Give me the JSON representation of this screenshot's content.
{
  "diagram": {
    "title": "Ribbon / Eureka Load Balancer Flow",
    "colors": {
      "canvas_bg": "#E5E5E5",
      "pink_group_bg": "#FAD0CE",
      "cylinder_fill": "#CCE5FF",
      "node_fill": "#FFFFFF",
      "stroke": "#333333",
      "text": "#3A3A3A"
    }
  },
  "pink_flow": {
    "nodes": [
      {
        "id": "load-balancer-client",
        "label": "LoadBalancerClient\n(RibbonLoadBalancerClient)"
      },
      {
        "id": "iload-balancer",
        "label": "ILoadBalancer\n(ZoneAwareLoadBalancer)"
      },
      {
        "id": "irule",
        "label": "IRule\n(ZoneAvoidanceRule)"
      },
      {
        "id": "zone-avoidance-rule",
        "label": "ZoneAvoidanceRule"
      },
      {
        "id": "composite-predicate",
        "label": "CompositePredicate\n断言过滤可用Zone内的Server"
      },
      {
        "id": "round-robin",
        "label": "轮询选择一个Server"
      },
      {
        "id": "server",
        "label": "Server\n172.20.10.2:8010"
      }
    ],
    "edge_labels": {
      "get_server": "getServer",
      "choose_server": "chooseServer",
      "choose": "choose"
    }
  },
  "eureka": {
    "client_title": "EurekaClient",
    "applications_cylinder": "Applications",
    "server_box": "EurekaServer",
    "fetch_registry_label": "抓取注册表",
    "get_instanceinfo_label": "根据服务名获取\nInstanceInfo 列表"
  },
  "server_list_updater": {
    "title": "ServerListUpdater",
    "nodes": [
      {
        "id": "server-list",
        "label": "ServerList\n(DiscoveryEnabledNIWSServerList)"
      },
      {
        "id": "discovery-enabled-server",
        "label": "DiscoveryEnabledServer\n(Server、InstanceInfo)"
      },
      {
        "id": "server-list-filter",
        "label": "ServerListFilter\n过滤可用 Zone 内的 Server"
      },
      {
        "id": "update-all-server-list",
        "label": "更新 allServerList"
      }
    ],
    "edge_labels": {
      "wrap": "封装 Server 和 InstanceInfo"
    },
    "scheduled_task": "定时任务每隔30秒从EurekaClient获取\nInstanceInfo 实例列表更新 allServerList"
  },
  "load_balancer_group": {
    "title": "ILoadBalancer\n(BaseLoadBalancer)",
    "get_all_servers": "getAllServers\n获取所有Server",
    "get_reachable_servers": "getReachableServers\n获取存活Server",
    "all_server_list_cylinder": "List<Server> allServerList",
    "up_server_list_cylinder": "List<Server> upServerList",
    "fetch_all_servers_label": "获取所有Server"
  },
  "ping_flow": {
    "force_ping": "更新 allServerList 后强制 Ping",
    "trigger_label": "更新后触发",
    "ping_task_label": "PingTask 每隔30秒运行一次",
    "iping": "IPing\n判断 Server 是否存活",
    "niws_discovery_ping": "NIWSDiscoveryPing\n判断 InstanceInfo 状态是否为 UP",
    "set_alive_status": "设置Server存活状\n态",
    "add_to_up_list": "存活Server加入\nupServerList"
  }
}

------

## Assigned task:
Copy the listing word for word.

## Output below:
Give me the JSON representation of this screenshot's content.
{
  "diagram": {
    "title": "Ribbon / Eureka Load Balancer Flow",
    "colors": {
      "canvas_bg": "#E5E5E5",
      "pink_group_bg": "#FAD0CE",
      "cylinder_fill": "#CCE5FF",
      "node_fill": "#FFFFFF",
      "stroke": "#333333",
      "text": "#3A3A3A"
    }
  },
  "pink_flow": {
    "nodes": [
      {
        "id": "load-balancer-client",
        "label": "LoadBalancerClient\n(RibbonLoadBalancerClient)"
      },
      {
        "id": "iload-balancer",
        "label": "ILoadBalancer\n(ZoneAwareLoadBalancer)"
      },
      {
        "id": "irule",
        "label": "IRule\n(ZoneAvoidanceRule)"
      },
      {
        "id": "zone-avoidance-rule",
        "label": "ZoneAvoidanceRule"
      },
      {
        "id": "composite-predicate",
        "label": "CompositePredicate\n断言过滤可用Zone内的Server"
      },
      {
        "id": "round-robin",
        "label": "轮询选择一个Server"
      },
      {
        "id": "server",
        "label": "Server\n172.20.10.2:8010"
      }
    ],
    "edge_labels": {
      "get_server": "getServer",
      "choose_server": "chooseServer",
      "choose": "choose"
    }
  },
  "eureka": {
    "client_title": "EurekaClient",
    "applications_cylinder": "Applications",
    "server_box": "EurekaServer",
    "fetch_registry_label": "抓取注册表",
    "get_instanceinfo_label": "根据服务名获取\nInstanceInfo 列表"
  },
  "server_list_updater": {
    "title": "ServerListUpdater",
    "nodes": [
      {
        "id": "server-list",
        "label": "ServerList\n(DiscoveryEnabledNIWSServerList)"
      },
      {
        "id": "discovery-enabled-server",
        "label": "DiscoveryEnabledServer\n(Server、InstanceInfo)"
      },
      {
        "id": "server-list-filter",
        "label": "ServerListFilter\n过滤可用 Zone 内的 Server"
      },
      {
        "id": "update-all-server-list",
        "label": "更新 allServerList"
      }
    ],
    "edge_labels": {
      "wrap": "封装 Server 和 InstanceInfo"
    },
    "scheduled_task": "定时任务每隔30秒从EurekaClient获取\nInstanceInfo 实例列表更新 allServerList"
  },
  "load_balancer_group": {
    "title": "ILoadBalancer\n(BaseLoadBalancer)",
    "get_all_servers": "getAllServers\n获取所有Server",
    "get_reachable_servers": "getReachableServers\n获取存活Server",
    "all_server_list_cylinder": "List<Server> allServerList",
    "up_server_list_cylinder": "List<Server> upServerList",
    "fetch_all_servers_label": "获取所有Server"
  },
  "ping_flow": {
    "force_ping": "更新 allServerList 后强制 Ping",
    "trigger_label": "更新后触发",
    "ping_task_label": "PingTask 每隔30秒运行一次",
    "iping": "IPing\n判断 Server 是否存活",
    "niws_discovery_ping": "NIWSDiscoveryPing\n判断 InstanceInfo 状态是否为 UP",
    "set_alive_status": "设置Server存活状\n态",
    "add_to_up_list": "存活Server加入\nupServerList"
  }
}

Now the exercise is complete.